## Work task
Go through the data and copy every line in which "library" appears.

Website and app data records

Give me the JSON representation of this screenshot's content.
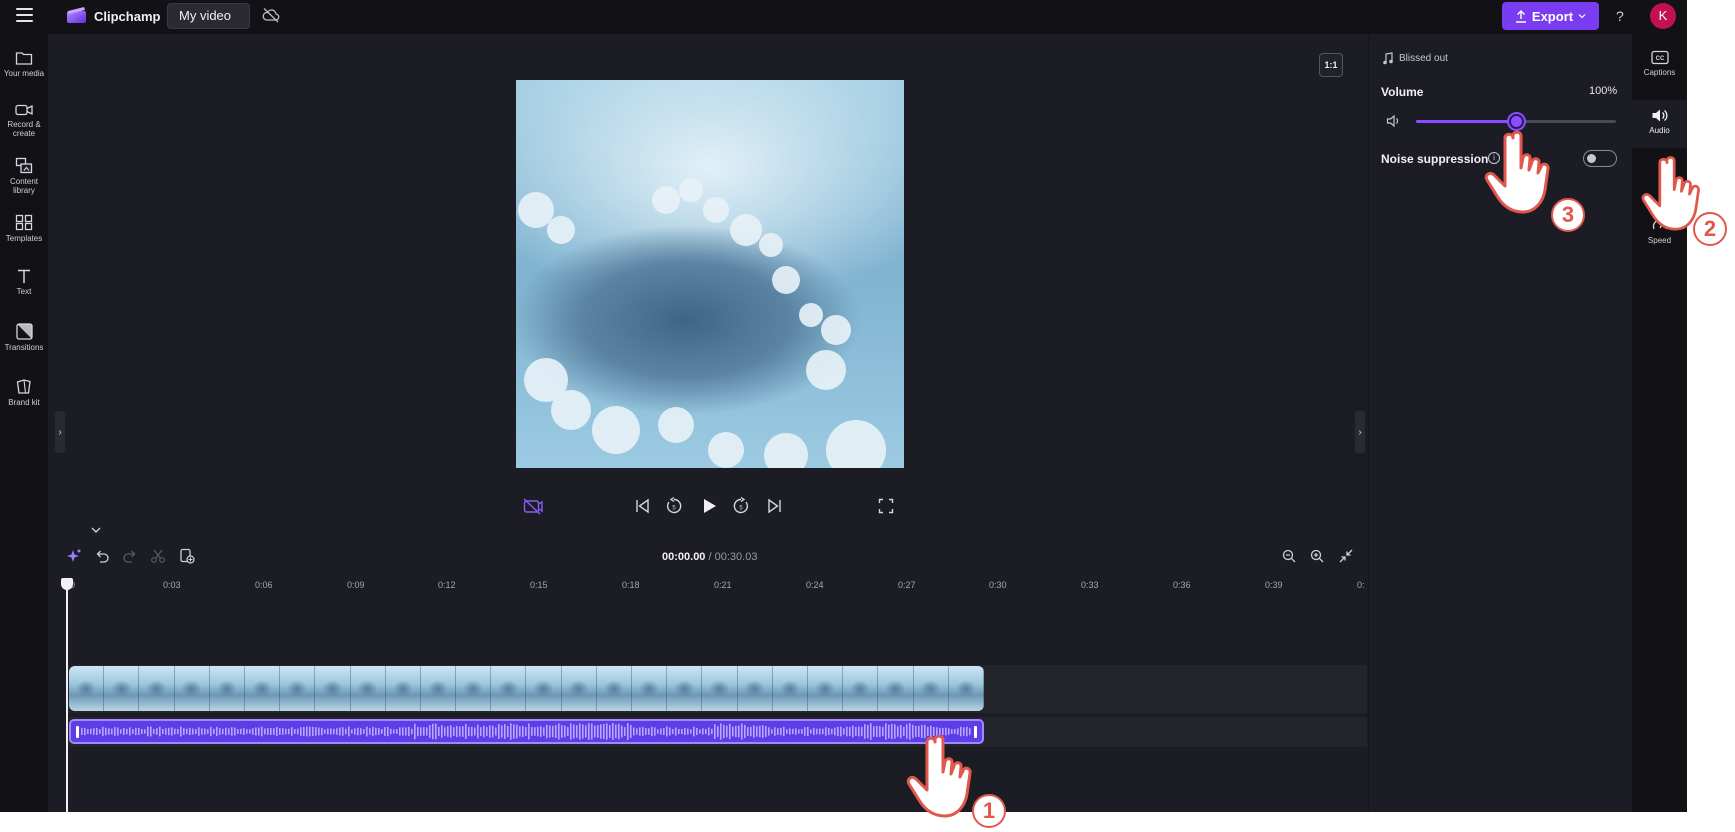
{
  "topbar": {
    "app_name": "Clipchamp",
    "project_title": "My video",
    "export_label": "Export",
    "help_label": "?",
    "avatar_initial": "K"
  },
  "left_sidebar": {
    "items": [
      {
        "label": "Your media",
        "icon": "folder-icon"
      },
      {
        "label": "Record & create",
        "icon": "video-camera-icon"
      },
      {
        "label": "Content library",
        "icon": "content-library-icon"
      },
      {
        "label": "Templates",
        "icon": "templates-icon"
      },
      {
        "label": "Text",
        "icon": "text-icon"
      },
      {
        "label": "Transitions",
        "icon": "transitions-icon"
      },
      {
        "label": "Brand kit",
        "icon": "brand-kit-icon"
      }
    ]
  },
  "preview": {
    "aspect_ratio_label": "1:1",
    "image_description_icon": "sky-clouds-image"
  },
  "timeline": {
    "current_time": "00:00.00",
    "separator": "/",
    "total_time": "00:30.03",
    "ruler_ticks": [
      "0",
      "0:03",
      "0:06",
      "0:09",
      "0:12",
      "0:15",
      "0:18",
      "0:21",
      "0:24",
      "0:27",
      "0:30",
      "0:33",
      "0:36",
      "0:39",
      "0:"
    ]
  },
  "audio_panel": {
    "track_name": "Blissed out",
    "volume_label": "Volume",
    "volume_value": "100%",
    "volume_level": 0.5,
    "noise_suppression_label": "Noise suppression",
    "noise_suppression_on": false
  },
  "right_rail": {
    "items": [
      {
        "label": "Captions",
        "icon": "captions-icon"
      },
      {
        "label": "Audio",
        "icon": "speaker-icon"
      },
      {
        "label": "Speed",
        "icon": "speed-icon"
      }
    ]
  },
  "tutorial_steps": [
    "1",
    "2",
    "3"
  ],
  "colors": {
    "accent": "#7a3cf0",
    "audio_clip": "#5b3ee6",
    "background": "#1c1c24",
    "step_badge": "#e2574c"
  }
}
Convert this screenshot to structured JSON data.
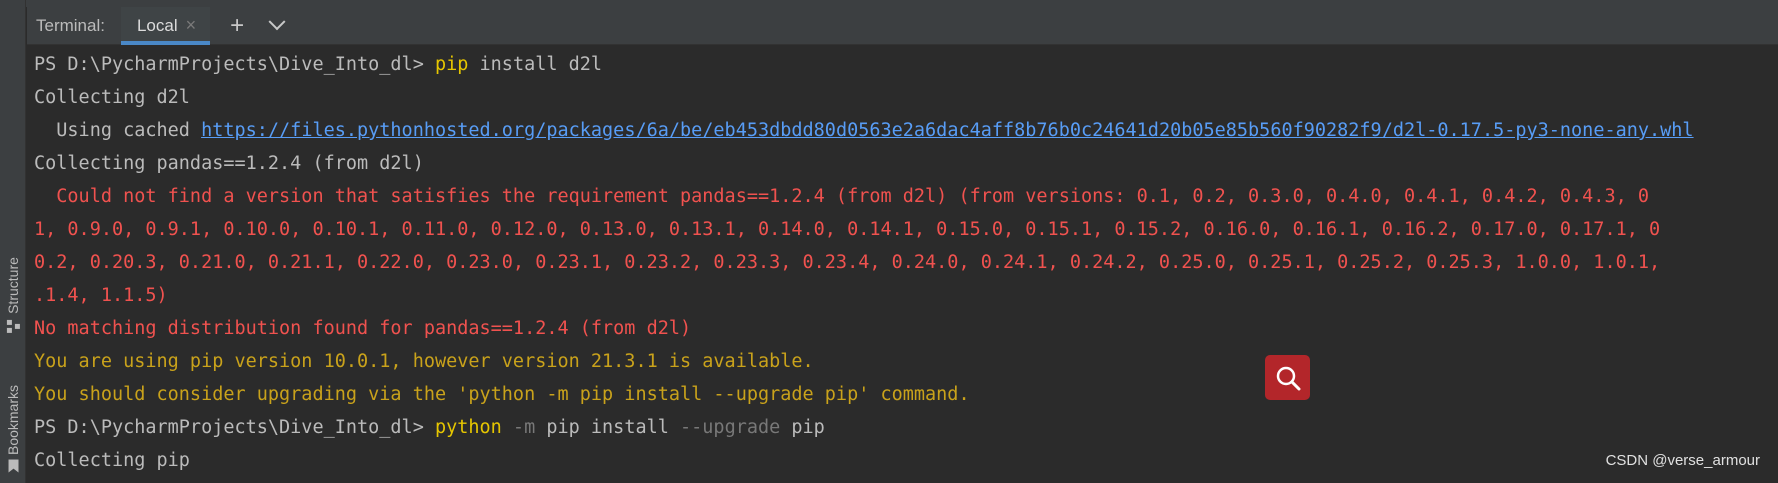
{
  "tool_strip": {
    "structure_label": "Structure",
    "bookmarks_label": "Bookmarks"
  },
  "tabbar": {
    "title": "Terminal:",
    "tabs": [
      {
        "label": "Local",
        "active": true
      }
    ],
    "close_glyph": "×",
    "add_glyph": "+"
  },
  "terminal": {
    "l1": {
      "prompt": "PS D:\\PycharmProjects\\Dive_Into_dl> ",
      "cmd": "pip",
      "rest": " install d2l"
    },
    "l2": "Collecting d2l",
    "l3": {
      "prefix": "  Using cached ",
      "url": "https://files.pythonhosted.org/packages/6a/be/eb453dbdd80d0563e2a6dac4aff8b76b0c24641d20b05e85b560f90282f9/d2l-0.17.5-py3-none-any.whl"
    },
    "l4": "Collecting pandas==1.2.4 (from d2l)",
    "l5": "  Could not find a version that satisfies the requirement pandas==1.2.4 (from d2l) (from versions: 0.1, 0.2, 0.3.0, 0.4.0, 0.4.1, 0.4.2, 0.4.3, 0",
    "l6": "1, 0.9.0, 0.9.1, 0.10.0, 0.10.1, 0.11.0, 0.12.0, 0.13.0, 0.13.1, 0.14.0, 0.14.1, 0.15.0, 0.15.1, 0.15.2, 0.16.0, 0.16.1, 0.16.2, 0.17.0, 0.17.1, 0",
    "l7": "0.2, 0.20.3, 0.21.0, 0.21.1, 0.22.0, 0.23.0, 0.23.1, 0.23.2, 0.23.3, 0.23.4, 0.24.0, 0.24.1, 0.24.2, 0.25.0, 0.25.1, 0.25.2, 0.25.3, 1.0.0, 1.0.1,",
    "l8": ".1.4, 1.1.5)",
    "l9": "No matching distribution found for pandas==1.2.4 (from d2l)",
    "l10": "You are using pip version 10.0.1, however version 21.3.1 is available.",
    "l11": "You should consider upgrading via the 'python -m pip install --upgrade pip' command.",
    "l12": {
      "prompt": "PS D:\\PycharmProjects\\Dive_Into_dl> ",
      "cmd": "python",
      "flag1": " -m",
      "mid": " pip install",
      "flag2": " --upgrade",
      "end": " pip"
    },
    "l13": "Collecting pip"
  },
  "watermark": "CSDN @verse_armour",
  "colors": {
    "background": "#2b2b2b",
    "panel": "#3c3f41",
    "accent": "#4a88c7",
    "error": "#f0524f",
    "warning": "#c9a21b",
    "command": "#e6c600",
    "link": "#589df6",
    "search_badge": "#b3262a"
  }
}
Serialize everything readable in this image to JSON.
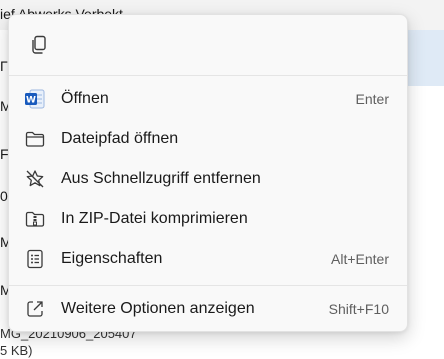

## Response area
        "label": "Content library",
        "icon": "content-library-icon"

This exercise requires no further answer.